## Exercise directions:
Once the pictures have been set aside, copy every remaining entry exactly.

## Data extracts:
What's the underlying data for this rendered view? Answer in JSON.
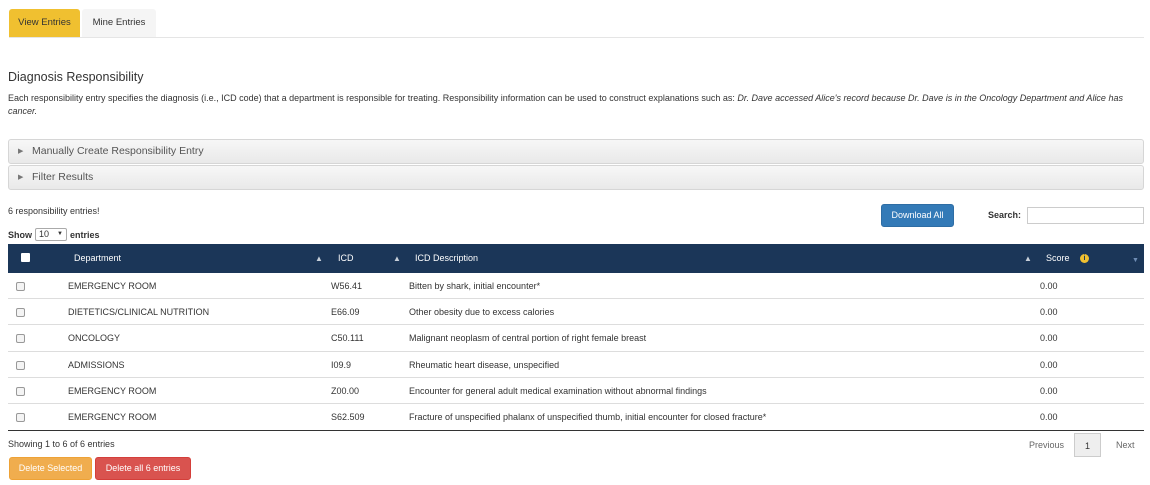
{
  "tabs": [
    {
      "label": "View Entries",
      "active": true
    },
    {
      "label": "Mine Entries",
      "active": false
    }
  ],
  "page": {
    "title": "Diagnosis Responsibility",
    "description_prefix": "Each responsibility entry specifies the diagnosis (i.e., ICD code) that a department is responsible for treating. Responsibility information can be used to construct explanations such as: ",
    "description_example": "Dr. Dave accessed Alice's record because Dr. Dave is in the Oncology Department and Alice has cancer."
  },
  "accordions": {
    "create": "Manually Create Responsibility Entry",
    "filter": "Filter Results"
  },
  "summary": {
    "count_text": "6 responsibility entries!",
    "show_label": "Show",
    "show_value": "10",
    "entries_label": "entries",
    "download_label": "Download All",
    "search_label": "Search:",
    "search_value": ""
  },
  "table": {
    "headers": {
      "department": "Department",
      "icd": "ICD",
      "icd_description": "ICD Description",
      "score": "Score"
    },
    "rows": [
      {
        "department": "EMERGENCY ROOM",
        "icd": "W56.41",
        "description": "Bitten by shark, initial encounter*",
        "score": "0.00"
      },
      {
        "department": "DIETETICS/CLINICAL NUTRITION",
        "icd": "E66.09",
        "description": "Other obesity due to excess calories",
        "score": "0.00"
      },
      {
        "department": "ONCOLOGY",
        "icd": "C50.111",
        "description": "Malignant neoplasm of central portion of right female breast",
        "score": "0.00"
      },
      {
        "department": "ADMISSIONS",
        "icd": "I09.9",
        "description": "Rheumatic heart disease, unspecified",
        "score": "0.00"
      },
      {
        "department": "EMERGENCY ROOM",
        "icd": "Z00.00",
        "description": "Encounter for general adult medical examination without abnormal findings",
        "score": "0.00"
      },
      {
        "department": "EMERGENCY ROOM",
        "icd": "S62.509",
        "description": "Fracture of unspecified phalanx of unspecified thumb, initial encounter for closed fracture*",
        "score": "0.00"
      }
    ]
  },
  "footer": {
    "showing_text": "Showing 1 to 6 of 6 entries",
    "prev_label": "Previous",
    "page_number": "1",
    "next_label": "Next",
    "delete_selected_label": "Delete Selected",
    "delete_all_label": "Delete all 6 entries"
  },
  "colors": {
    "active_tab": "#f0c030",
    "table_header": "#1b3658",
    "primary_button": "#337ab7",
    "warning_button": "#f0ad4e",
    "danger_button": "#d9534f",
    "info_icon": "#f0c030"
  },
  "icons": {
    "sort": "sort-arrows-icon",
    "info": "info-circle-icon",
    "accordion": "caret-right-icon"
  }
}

## Exercise answer:
What's the underlying data for this rendered view? Answer in JSON.
{
  "tabs": [
    {
      "label": "View Entries",
      "active": true
    },
    {
      "label": "Mine Entries",
      "active": false
    }
  ],
  "page": {
    "title": "Diagnosis Responsibility",
    "description_prefix": "Each responsibility entry specifies the diagnosis (i.e., ICD code) that a department is responsible for treating. Responsibility information can be used to construct explanations such as: ",
    "description_example": "Dr. Dave accessed Alice's record because Dr. Dave is in the Oncology Department and Alice has cancer."
  },
  "accordions": {
    "create": "Manually Create Responsibility Entry",
    "filter": "Filter Results"
  },
  "summary": {
    "count_text": "6 responsibility entries!",
    "show_label": "Show",
    "show_value": "10",
    "entries_label": "entries",
    "download_label": "Download All",
    "search_label": "Search:",
    "search_value": ""
  },
  "table": {
    "headers": {
      "department": "Department",
      "icd": "ICD",
      "icd_description": "ICD Description",
      "score": "Score"
    },
    "rows": [
      {
        "department": "EMERGENCY ROOM",
        "icd": "W56.41",
        "description": "Bitten by shark, initial encounter*",
        "score": "0.00"
      },
      {
        "department": "DIETETICS/CLINICAL NUTRITION",
        "icd": "E66.09",
        "description": "Other obesity due to excess calories",
        "score": "0.00"
      },
      {
        "department": "ONCOLOGY",
        "icd": "C50.111",
        "description": "Malignant neoplasm of central portion of right female breast",
        "score": "0.00"
      },
      {
        "department": "ADMISSIONS",
        "icd": "I09.9",
        "description": "Rheumatic heart disease, unspecified",
        "score": "0.00"
      },
      {
        "department": "EMERGENCY ROOM",
        "icd": "Z00.00",
        "description": "Encounter for general adult medical examination without abnormal findings",
        "score": "0.00"
      },
      {
        "department": "EMERGENCY ROOM",
        "icd": "S62.509",
        "description": "Fracture of unspecified phalanx of unspecified thumb, initial encounter for closed fracture*",
        "score": "0.00"
      }
    ]
  },
  "footer": {
    "showing_text": "Showing 1 to 6 of 6 entries",
    "prev_label": "Previous",
    "page_number": "1",
    "next_label": "Next",
    "delete_selected_label": "Delete Selected",
    "delete_all_label": "Delete all 6 entries"
  },
  "colors": {
    "active_tab": "#f0c030",
    "table_header": "#1b3658",
    "primary_button": "#337ab7",
    "warning_button": "#f0ad4e",
    "danger_button": "#d9534f",
    "info_icon": "#f0c030"
  },
  "icons": {
    "sort": "sort-arrows-icon",
    "info": "info-circle-icon",
    "accordion": "caret-right-icon"
  }
}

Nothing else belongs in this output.